MRS. MARY BLAIZE.
Good people all, with one accord,
Lament for madam Blaize, Who never wanted a good word
From those who spoke her praise. The needy seldom pass'd her door,
And always found her kind;
Who left a pledge behind.
With manners wond'rous winning:
Unless when she was sinning. At church, in silks and satins new,
With hoop of monstrous size ; She never slumber'd in her pew,
But when she shut her eyes.
By twenty beaux and more ;
When she has walk'd before.
Her hangers-on cut short all;
Her last disorder mortal.
Let us lament in sorrow sore,
For Kent-street well may say,
She had not dy'd to-day.
MR. LEE LEWES,
! Prompter, hold! a word before your non
[Takes off his mask:
twas but a dream.

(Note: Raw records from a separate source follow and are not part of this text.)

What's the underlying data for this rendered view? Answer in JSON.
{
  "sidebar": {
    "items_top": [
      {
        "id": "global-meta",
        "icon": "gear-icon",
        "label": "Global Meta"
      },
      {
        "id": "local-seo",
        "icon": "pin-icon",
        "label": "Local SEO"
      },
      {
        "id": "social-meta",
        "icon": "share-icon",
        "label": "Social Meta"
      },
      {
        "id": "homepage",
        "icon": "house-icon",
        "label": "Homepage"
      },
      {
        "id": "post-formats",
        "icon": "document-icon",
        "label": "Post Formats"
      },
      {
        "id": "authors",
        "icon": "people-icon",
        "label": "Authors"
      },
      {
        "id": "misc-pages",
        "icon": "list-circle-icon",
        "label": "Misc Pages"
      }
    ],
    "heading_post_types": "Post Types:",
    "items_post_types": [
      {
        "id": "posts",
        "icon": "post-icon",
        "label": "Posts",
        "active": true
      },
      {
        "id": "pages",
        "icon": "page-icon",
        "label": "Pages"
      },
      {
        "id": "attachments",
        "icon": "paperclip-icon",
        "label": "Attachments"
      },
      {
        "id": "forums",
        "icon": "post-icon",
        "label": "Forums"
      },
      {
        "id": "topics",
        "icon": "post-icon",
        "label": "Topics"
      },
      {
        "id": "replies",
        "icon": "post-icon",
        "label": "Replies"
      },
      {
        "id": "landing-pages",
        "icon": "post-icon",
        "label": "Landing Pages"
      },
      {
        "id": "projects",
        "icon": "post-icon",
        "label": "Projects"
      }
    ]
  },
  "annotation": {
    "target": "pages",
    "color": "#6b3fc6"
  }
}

Aye, 'twas but a dream, for now there's no retreating, If I cease Harlequin, I cease from eating. 'Twas thus that Æsop's stag, a creature blameless, Yet something vain, like one that shall be nameless, Once on the margin of a fountain stood, And cavilld at his image in the flood. « The deuce confound,” he cries, “ these drumstick
6 shanks, « They never have my gratitude nor thanks; « They're perfectly disgraceful ! strike me dead!
But for a head, yes, yes, I have a head. “ How piercing is that eye ! how sleek that brow! « My horns! I'm told horns are the fashion now." Whilst thus he spoke, astonish'd! to his view, Near, and more near, the hounds and huntsmen drew. Hoicks! hark forward ! came thundering from be
[Taking a jump through the stage door.
ON THE TAKING OF QUEBEC. AMIDST the clamour of exulting joys,
Which triumph forces from the patriot heart; Grief dares to mingle her soul-piercing voice,
And quells the raptures which from pleasure start. O WOLFE, to thee a streaming flood of wo,
Sighing we pay, and think e'en conquest dear; Quebec in vain shall teach our breast to glow,
Whilst thy sad fate extorts the heart-wrung tear. Alive the foe thy dreadful vigour fled,
And saw thee fall with joy pronouncing eyes: Yet they shall know thou conquerest, though dead!
Since from thy tomb a thousand heroes rise.
ON A BEAUTIFUL YOUTH,
Struck blind by Lightning.
Rather in pity than in hate,
To save him from Narcissus' fate.
A SONNET. WEEPING, murmuring, complaining,
Lost to every gay delight; Myra, too sincere for feigning,
Fears th' approaching bridal night. Yet why impair thy bright perfection!
Or dim thy beauty with a tear? Had Myra follow'd my direction,
She long had wanted cause of fear.
END OF VOL. I..